Unless they are playing a sport like golf, one of the most, if not, the most lucrative of global international professional sports, professional athletes tend to retire a lot sooner than the average, every day professional or blue-collar worker would. This has mainly to do with the human body’s physical capabilities. It is generally at a peak during the twenties. And by the time the professional sportsman or woman reaches the age of thirty, he or she is already in decline.
Generally speaking, most professional sportsmen and women have something worthwhile or credible to do beyond their active professional years. Many will have studied or prepared for a professional career quite remote from the sport they were plying their trade in professionally. And then there are those who will have invested in professional wealth management for professional athletes.

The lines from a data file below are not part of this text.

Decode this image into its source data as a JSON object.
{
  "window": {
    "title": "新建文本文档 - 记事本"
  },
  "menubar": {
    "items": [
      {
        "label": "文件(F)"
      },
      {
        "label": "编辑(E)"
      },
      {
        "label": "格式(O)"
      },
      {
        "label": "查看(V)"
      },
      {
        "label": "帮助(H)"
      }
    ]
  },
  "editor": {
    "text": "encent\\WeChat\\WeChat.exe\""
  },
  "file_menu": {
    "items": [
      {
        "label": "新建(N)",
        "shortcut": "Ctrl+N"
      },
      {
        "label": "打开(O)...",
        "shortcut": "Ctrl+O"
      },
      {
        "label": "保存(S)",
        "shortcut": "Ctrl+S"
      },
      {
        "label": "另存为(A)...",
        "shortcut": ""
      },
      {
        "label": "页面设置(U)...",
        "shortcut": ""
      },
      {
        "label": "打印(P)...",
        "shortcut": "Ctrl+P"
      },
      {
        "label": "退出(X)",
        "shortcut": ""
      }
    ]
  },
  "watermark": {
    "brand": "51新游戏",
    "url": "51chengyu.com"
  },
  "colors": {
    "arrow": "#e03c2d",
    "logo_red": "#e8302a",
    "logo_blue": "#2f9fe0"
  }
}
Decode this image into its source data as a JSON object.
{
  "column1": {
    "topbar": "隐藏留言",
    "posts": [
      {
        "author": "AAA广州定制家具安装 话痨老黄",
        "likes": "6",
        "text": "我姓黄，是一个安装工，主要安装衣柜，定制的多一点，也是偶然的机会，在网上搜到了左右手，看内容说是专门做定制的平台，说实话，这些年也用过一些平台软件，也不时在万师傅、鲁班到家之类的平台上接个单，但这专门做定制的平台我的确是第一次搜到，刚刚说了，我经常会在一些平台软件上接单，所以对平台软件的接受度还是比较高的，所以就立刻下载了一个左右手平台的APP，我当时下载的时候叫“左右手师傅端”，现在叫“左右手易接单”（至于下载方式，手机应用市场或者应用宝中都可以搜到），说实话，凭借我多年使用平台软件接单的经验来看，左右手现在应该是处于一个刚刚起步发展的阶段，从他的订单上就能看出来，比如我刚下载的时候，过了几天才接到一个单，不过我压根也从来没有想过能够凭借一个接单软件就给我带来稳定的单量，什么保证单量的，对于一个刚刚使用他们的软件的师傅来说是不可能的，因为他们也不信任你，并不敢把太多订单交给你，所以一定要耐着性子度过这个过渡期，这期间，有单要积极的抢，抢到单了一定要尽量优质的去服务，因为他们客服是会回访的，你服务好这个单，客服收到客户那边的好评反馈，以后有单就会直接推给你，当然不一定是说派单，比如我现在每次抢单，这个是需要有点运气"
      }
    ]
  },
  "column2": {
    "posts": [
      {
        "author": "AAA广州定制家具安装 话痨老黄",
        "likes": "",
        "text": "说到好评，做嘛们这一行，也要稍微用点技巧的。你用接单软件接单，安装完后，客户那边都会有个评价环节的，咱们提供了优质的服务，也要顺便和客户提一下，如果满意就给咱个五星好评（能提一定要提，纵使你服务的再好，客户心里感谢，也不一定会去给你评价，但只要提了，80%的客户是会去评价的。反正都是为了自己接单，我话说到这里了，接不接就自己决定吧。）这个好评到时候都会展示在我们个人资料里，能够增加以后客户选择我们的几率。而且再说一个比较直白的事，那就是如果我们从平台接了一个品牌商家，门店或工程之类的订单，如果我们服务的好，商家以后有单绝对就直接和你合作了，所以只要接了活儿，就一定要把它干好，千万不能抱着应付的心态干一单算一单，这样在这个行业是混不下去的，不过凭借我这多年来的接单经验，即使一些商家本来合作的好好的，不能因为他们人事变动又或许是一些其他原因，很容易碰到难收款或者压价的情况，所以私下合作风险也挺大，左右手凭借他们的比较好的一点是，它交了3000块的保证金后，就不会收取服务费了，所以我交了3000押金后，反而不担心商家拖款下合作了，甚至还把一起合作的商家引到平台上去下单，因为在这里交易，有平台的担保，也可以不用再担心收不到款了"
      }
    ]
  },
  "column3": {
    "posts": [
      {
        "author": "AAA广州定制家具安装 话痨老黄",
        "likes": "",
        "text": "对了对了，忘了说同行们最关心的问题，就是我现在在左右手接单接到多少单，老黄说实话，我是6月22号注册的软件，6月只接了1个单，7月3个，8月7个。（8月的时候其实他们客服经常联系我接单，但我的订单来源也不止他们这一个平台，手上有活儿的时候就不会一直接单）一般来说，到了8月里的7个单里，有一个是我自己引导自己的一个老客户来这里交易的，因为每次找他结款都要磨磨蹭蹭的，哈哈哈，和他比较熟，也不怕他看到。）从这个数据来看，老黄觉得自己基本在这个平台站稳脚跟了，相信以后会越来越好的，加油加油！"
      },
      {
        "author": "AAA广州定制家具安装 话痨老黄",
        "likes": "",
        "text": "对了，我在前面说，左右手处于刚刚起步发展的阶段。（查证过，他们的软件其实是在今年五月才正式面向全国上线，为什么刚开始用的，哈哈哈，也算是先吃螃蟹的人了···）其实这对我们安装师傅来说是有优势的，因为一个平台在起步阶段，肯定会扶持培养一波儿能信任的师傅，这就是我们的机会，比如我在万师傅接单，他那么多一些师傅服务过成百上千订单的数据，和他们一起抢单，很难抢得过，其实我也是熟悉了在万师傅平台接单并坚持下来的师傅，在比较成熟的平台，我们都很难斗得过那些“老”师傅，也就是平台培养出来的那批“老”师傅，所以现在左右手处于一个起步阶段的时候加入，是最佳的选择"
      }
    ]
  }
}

This investment ensures that all of what they may have accumulated in terms of prize money, sponsorship deals, endorsements and public engagements done on behalf of those who draw inspiration and admiration from the sportsman or woman’s achievements. Particularly those of a younger age, there are also those drawn into life skills management. This is how to conduct themselves in public when not playing sport.
And how to take care of themselves in a healthy manner, both physically and emotionally, when they are away from the track or court. Armchair viewers will have seen more than enough of the scandals in the tabloids. These, of course, are the sportsmen and women who, without proper guidance and moral fortitude, do not lead by example. And in later years their tragic fall from grace is hardly news.
Because by then, people will have moved on with their lives, always trying to make the most of their unique circumstances.